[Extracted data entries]
================
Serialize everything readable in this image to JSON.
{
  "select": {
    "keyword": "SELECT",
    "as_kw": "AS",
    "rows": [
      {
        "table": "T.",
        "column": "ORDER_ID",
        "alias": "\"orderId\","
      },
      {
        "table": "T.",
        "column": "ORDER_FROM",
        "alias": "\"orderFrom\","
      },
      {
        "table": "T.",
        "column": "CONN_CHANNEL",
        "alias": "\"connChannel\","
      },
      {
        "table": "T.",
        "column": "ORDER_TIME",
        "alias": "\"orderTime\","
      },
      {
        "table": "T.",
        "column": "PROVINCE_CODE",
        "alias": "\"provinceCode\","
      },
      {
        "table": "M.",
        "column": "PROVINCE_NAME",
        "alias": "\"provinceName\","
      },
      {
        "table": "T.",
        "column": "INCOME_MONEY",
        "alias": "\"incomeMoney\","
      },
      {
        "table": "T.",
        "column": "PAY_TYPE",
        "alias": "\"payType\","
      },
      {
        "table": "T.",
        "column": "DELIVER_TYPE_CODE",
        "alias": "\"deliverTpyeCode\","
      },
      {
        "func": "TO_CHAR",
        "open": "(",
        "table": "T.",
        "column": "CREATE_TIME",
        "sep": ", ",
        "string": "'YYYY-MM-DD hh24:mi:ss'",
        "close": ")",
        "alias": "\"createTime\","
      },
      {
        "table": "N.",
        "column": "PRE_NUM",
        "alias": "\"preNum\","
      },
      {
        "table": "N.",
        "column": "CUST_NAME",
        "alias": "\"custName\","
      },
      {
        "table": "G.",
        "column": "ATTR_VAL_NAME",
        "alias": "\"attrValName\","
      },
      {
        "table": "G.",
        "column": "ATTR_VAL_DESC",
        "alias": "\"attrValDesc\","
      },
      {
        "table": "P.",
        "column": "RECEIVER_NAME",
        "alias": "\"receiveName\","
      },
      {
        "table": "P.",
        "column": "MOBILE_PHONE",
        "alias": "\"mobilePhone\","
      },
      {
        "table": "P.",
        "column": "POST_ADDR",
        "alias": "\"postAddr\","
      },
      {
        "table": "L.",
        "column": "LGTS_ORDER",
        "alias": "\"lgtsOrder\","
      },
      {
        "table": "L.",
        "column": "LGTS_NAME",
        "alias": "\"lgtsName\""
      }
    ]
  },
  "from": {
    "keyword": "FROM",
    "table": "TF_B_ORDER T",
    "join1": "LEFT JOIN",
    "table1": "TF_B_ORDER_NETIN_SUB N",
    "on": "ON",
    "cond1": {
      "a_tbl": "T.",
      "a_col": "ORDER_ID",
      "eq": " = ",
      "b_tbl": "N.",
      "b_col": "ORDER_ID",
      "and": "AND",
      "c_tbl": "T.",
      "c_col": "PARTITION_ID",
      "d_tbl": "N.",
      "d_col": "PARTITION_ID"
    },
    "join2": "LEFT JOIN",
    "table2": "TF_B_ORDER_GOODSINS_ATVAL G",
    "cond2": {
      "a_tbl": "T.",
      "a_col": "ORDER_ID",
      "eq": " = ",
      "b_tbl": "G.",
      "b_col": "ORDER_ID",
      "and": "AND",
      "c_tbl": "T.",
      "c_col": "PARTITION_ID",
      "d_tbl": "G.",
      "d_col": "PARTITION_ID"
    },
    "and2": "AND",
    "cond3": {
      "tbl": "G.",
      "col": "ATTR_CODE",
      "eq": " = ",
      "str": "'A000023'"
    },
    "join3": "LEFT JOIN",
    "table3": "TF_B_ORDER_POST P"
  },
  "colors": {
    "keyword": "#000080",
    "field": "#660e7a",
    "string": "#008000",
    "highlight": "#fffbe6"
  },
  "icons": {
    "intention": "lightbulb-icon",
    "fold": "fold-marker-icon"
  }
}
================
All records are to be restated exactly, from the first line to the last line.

◆ ANSWER SPACE
Serialize everything readable in this image to JSON.
{
  "select": {
    "keyword": "SELECT",
    "as_kw": "AS",
    "rows": [
      {
        "table": "T.",
        "column": "ORDER_ID",
        "alias": "\"orderId\","
      },
      {
        "table": "T.",
        "column": "ORDER_FROM",
        "alias": "\"orderFrom\","
      },
      {
        "table": "T.",
        "column": "CONN_CHANNEL",
        "alias": "\"connChannel\","
      },
      {
        "table": "T.",
        "column": "ORDER_TIME",
        "alias": "\"orderTime\","
      },
      {
        "table": "T.",
        "column": "PROVINCE_CODE",
        "alias": "\"provinceCode\","
      },
      {
        "table": "M.",
        "column": "PROVINCE_NAME",
        "alias": "\"provinceName\","
      },
      {
        "table": "T.",
        "column": "INCOME_MONEY",
        "alias": "\"incomeMoney\","
      },
      {
        "table": "T.",
        "column": "PAY_TYPE",
        "alias": "\"payType\","
      },
      {
        "table": "T.",
        "column": "DELIVER_TYPE_CODE",
        "alias": "\"deliverTpyeCode\","
      },
      {
        "func": "TO_CHAR",
        "open": "(",
        "table": "T.",
        "column": "CREATE_TIME",
        "sep": ", ",
        "string": "'YYYY-MM-DD hh24:mi:ss'",
        "close": ")",
        "alias": "\"createTime\","
      },
      {
        "table": "N.",
        "column": "PRE_NUM",
        "alias": "\"preNum\","
      },
      {
        "table": "N.",
        "column": "CUST_NAME",
        "alias": "\"custName\","
      },
      {
        "table": "G.",
        "column": "ATTR_VAL_NAME",
        "alias": "\"attrValName\","
      },
      {
        "table": "G.",
        "column": "ATTR_VAL_DESC",
        "alias": "\"attrValDesc\","
      },
      {
        "table": "P.",
        "column": "RECEIVER_NAME",
        "alias": "\"receiveName\","
      },
      {
        "table": "P.",
        "column": "MOBILE_PHONE",
        "alias": "\"mobilePhone\","
      },
      {
        "table": "P.",
        "column": "POST_ADDR",
        "alias": "\"postAddr\","
      },
      {
        "table": "L.",
        "column": "LGTS_ORDER",
        "alias": "\"lgtsOrder\","
      },
      {
        "table": "L.",
        "column": "LGTS_NAME",
        "alias": "\"lgtsName\""
      }
    ]
  },
  "from": {
    "keyword": "FROM",
    "table": "TF_B_ORDER T",
    "join1": "LEFT JOIN",
    "table1": "TF_B_ORDER_NETIN_SUB N",
    "on": "ON",
    "cond1": {
      "a_tbl": "T.",
      "a_col": "ORDER_ID",
      "eq": " = ",
      "b_tbl": "N.",
      "b_col": "ORDER_ID",
      "and": "AND",
      "c_tbl": "T.",
      "c_col": "PARTITION_ID",
      "d_tbl": "N.",
      "d_col": "PARTITION_ID"
    },
    "join2": "LEFT JOIN",
    "table2": "TF_B_ORDER_GOODSINS_ATVAL G",
    "cond2": {
      "a_tbl": "T.",
      "a_col": "ORDER_ID",
      "eq": " = ",
      "b_tbl": "G.",
      "b_col": "ORDER_ID",
      "and": "AND",
      "c_tbl": "T.",
      "c_col": "PARTITION_ID",
      "d_tbl": "G.",
      "d_col": "PARTITION_ID"
    },
    "and2": "AND",
    "cond3": {
      "tbl": "G.",
      "col": "ATTR_CODE",
      "eq": " = ",
      "str": "'A000023'"
    },
    "join3": "LEFT JOIN",
    "table3": "TF_B_ORDER_POST P"
  },
  "colors": {
    "keyword": "#000080",
    "field": "#660e7a",
    "string": "#008000",
    "highlight": "#fffbe6"
  },
  "icons": {
    "intention": "lightbulb-icon",
    "fold": "fold-marker-icon"
  }
}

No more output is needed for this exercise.